RealTime IT News

IE Continues To Outpace Netscape

A new study released Wednesday shows Internet Explorer (IE) continues to top the browser charts, and what's more, is taking the Netscape faithful with them.

The report, from WebSideStory, Inc.'s StatMarket, shows IE 5 and IE 6 hold the number one and two spots for browser acceptance worldwide, with Netscape users dropping off "precipitously" to a seven percent acceptance rate -- a five percent dropoff.

Taking information gleaned from nearly 50 million Hitbox visitors a day (Hitbox is also owned by WebSideStory), the report's authors parsed information by operating system, browser version and browser plug-ins used by customers.

Geoff Johnston, StatMarket vice president of product marketing, said the advent and success of Microsoft's latest browser version, IE 6, has much to blame for Netscape's version 6 freefall.

The two disparate browser versions were released at practically the same time several months ago.

"The fast adoption rate for IE 6 has been a definite threat to Netscape's usage share," he said. "Although it looked originally as though Netscape had an entrenched core user base, IE6 has managed to take significant market share. It's do or die time now for Netscape."

IE 6 currently holds a little more than 30.5 percent user share, according to the StatMarket report.

Part of the blame, the report finds, is the owners of Netscape, AOL Time Warner . With more than 34 million users worldwide, you'd think the company would use the latest flavor of Netscape to drive their Web site.

Unfortunately for Netscape, however, is the fact AOL has been using IE as the Web browser people use to navigate the millions of Web pages, forums, shopping sites and other communities for the number one Internet service provider (ISP).

Johnston said Netscape might catch a break if AOL migrates its browser from IE to Netscape, though nothing definite is in the works. Until then, he said, the underdog browser is going to have to work on its technology.

"Netscape 6 seems to be a stronger product than some of the company's earlier release versions, according to its users," he said. "If AOL takes this step and Netscape continues to strengthen its browser, we could see another battle in the browser war."

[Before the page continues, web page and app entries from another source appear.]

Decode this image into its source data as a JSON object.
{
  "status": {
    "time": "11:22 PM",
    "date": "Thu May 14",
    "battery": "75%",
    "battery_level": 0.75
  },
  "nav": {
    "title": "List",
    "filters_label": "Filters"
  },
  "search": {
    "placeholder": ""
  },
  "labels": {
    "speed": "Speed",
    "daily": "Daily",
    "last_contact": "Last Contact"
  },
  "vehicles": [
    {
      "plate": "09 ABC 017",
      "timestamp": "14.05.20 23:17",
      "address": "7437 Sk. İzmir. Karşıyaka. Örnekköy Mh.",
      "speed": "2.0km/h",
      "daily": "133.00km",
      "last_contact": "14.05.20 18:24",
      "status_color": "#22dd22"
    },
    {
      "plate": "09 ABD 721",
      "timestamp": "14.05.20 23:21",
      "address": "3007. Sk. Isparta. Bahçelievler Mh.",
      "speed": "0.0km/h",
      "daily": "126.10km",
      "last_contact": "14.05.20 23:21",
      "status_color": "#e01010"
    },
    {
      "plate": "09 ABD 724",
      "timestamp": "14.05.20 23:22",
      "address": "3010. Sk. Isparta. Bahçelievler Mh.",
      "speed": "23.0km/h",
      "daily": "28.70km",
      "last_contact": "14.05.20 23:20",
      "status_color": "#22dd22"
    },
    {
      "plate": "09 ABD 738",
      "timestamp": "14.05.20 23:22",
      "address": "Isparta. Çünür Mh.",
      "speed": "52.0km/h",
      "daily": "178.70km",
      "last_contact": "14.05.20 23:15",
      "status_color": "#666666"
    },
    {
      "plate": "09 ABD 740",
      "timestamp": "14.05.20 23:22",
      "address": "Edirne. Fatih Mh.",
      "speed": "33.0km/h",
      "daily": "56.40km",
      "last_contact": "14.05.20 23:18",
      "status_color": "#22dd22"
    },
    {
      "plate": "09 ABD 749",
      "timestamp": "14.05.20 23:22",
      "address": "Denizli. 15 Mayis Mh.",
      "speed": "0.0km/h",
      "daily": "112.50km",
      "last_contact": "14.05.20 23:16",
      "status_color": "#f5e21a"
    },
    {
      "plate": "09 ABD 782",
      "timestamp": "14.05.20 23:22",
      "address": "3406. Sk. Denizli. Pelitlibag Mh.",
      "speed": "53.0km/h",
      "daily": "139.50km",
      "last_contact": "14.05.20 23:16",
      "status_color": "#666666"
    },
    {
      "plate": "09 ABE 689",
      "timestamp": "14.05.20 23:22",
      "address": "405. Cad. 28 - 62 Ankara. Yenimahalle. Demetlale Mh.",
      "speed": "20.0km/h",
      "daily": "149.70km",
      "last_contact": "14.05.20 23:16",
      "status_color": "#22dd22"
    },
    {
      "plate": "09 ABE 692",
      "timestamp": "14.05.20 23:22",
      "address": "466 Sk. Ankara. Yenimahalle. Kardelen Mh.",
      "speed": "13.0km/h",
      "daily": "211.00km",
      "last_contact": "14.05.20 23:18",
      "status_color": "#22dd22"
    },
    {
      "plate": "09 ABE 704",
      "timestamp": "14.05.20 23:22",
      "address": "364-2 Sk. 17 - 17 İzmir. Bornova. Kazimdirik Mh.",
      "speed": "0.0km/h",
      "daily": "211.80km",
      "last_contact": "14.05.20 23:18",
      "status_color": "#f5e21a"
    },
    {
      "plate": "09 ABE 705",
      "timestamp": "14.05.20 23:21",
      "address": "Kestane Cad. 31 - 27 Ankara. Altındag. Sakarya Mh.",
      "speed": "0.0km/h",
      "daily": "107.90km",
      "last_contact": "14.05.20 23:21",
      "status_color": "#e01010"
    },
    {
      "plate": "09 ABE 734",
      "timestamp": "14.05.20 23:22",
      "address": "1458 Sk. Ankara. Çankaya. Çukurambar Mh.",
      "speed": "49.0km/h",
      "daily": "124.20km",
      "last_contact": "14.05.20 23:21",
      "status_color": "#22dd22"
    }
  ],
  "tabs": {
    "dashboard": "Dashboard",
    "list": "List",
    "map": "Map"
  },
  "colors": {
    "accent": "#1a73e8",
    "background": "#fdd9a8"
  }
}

Netscape officials were not available for comment on the report at press time.